Your objective = Print out the records precisely, keeping each line identical to its source.
☆ ☆ ☆ ☆
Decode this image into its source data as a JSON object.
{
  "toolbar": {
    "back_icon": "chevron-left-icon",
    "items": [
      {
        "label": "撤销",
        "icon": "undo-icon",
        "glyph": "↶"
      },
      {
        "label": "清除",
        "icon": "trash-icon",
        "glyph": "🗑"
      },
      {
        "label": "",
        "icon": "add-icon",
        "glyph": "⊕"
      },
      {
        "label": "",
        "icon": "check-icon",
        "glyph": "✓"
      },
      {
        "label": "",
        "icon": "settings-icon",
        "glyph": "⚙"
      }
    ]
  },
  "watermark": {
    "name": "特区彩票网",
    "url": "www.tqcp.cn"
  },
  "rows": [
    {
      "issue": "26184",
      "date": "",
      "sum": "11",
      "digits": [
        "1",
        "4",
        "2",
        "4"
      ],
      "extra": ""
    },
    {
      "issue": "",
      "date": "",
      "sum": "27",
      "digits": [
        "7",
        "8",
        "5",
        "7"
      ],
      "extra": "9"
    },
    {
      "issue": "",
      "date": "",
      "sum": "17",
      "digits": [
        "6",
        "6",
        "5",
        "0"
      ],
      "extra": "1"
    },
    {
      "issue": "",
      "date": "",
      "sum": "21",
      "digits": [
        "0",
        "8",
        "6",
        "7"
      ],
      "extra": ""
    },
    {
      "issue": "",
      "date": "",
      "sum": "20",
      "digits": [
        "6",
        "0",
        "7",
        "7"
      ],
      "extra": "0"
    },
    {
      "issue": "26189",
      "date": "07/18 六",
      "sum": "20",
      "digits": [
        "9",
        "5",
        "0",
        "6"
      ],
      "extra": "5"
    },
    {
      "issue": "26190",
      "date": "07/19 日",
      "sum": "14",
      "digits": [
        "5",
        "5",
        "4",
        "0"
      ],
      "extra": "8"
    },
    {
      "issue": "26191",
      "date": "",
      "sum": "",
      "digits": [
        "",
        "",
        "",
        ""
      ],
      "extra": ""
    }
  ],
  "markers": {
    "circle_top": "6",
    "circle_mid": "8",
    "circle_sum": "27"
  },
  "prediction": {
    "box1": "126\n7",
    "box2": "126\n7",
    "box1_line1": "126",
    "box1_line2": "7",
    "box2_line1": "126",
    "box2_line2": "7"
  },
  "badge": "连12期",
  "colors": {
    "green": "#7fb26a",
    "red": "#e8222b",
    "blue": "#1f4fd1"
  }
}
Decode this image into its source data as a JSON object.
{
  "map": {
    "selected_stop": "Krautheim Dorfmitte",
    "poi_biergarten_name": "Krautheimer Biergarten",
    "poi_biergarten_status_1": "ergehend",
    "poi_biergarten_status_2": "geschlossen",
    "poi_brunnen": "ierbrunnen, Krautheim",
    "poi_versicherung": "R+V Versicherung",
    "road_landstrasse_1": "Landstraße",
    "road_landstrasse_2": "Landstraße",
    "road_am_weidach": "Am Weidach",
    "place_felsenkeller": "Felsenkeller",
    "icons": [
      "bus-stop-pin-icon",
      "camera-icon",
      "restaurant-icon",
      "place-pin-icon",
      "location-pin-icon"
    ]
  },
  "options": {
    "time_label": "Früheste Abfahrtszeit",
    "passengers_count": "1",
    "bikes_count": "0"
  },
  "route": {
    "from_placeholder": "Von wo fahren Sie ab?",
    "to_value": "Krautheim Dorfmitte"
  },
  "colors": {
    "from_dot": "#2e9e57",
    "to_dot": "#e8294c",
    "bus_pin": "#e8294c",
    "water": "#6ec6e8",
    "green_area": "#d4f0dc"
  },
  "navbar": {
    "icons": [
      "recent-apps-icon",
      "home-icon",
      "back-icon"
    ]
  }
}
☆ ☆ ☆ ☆
Answer box =
Decode this image into its source data as a JSON object.
{
  "toolbar": {
    "back_icon": "chevron-left-icon",
    "items": [
      {
        "label": "撤销",
        "icon": "undo-icon",
        "glyph": "↶"
      },
      {
        "label": "清除",
        "icon": "trash-icon",
        "glyph": "🗑"
      },
      {
        "label": "",
        "icon": "add-icon",
        "glyph": "⊕"
      },
      {
        "label": "",
        "icon": "check-icon",
        "glyph": "✓"
      },
      {
        "label": "",
        "icon": "settings-icon",
        "glyph": "⚙"
      }
    ]
  },
  "watermark": {
    "name": "特区彩票网",
    "url": "www.tqcp.cn"
  },
  "rows": [
    {
      "issue": "26184",
      "date": "",
      "sum": "11",
      "digits": [
        "1",
        "4",
        "2",
        "4"
      ],
      "extra": ""
    },
    {
      "issue": "",
      "date": "",
      "sum": "27",
      "digits": [
        "7",
        "8",
        "5",
        "7"
      ],
      "extra": "9"
    },
    {
      "issue": "",
      "date": "",
      "sum": "17",
      "digits": [
        "6",
        "6",
        "5",
        "0"
      ],
      "extra": "1"
    },
    {
      "issue": "",
      "date": "",
      "sum": "21",
      "digits": [
        "0",
        "8",
        "6",
        "7"
      ],
      "extra": ""
    },
    {
      "issue": "",
      "date": "",
      "sum": "20",
      "digits": [
        "6",
        "0",
        "7",
        "7"
      ],
      "extra": "0"
    },
    {
      "issue": "26189",
      "date": "07/18 六",
      "sum": "20",
      "digits": [
        "9",
        "5",
        "0",
        "6"
      ],
      "extra": "5"
    },
    {
      "issue": "26190",
      "date": "07/19 日",
      "sum": "14",
      "digits": [
        "5",
        "5",
        "4",
        "0"
      ],
      "extra": "8"
    },
    {
      "issue": "26191",
      "date": "",
      "sum": "",
      "digits": [
        "",
        "",
        "",
        ""
      ],
      "extra": ""
    }
  ],
  "markers": {
    "circle_top": "6",
    "circle_mid": "8",
    "circle_sum": "27"
  },
  "prediction": {
    "box1": "126\n7",
    "box2": "126\n7",
    "box1_line1": "126",
    "box1_line2": "7",
    "box2_line1": "126",
    "box2_line2": "7"
  },
  "badge": "连12期",
  "colors": {
    "green": "#7fb26a",
    "red": "#e8222b",
    "blue": "#1f4fd1"
  }
}
Decode this image into its source data as a JSON object.
{
  "map": {
    "selected_stop": "Krautheim Dorfmitte",
    "poi_biergarten_name": "Krautheimer Biergarten",
    "poi_biergarten_status_1": "ergehend",
    "poi_biergarten_status_2": "geschlossen",
    "poi_brunnen": "ierbrunnen, Krautheim",
    "poi_versicherung": "R+V Versicherung",
    "road_landstrasse_1": "Landstraße",
    "road_landstrasse_2": "Landstraße",
    "road_am_weidach": "Am Weidach",
    "place_felsenkeller": "Felsenkeller",
    "icons": [
      "bus-stop-pin-icon",
      "camera-icon",
      "restaurant-icon",
      "place-pin-icon",
      "location-pin-icon"
    ]
  },
  "options": {
    "time_label": "Früheste Abfahrtszeit",
    "passengers_count": "1",
    "bikes_count": "0"
  },
  "route": {
    "from_placeholder": "Von wo fahren Sie ab?",
    "to_value": "Krautheim Dorfmitte"
  },
  "colors": {
    "from_dot": "#2e9e57",
    "to_dot": "#e8294c",
    "bus_pin": "#e8294c",
    "water": "#6ec6e8",
    "green_area": "#d4f0dc"
  },
  "navbar": {
    "icons": [
      "recent-apps-icon",
      "home-icon",
      "back-icon"
    ]
  }
}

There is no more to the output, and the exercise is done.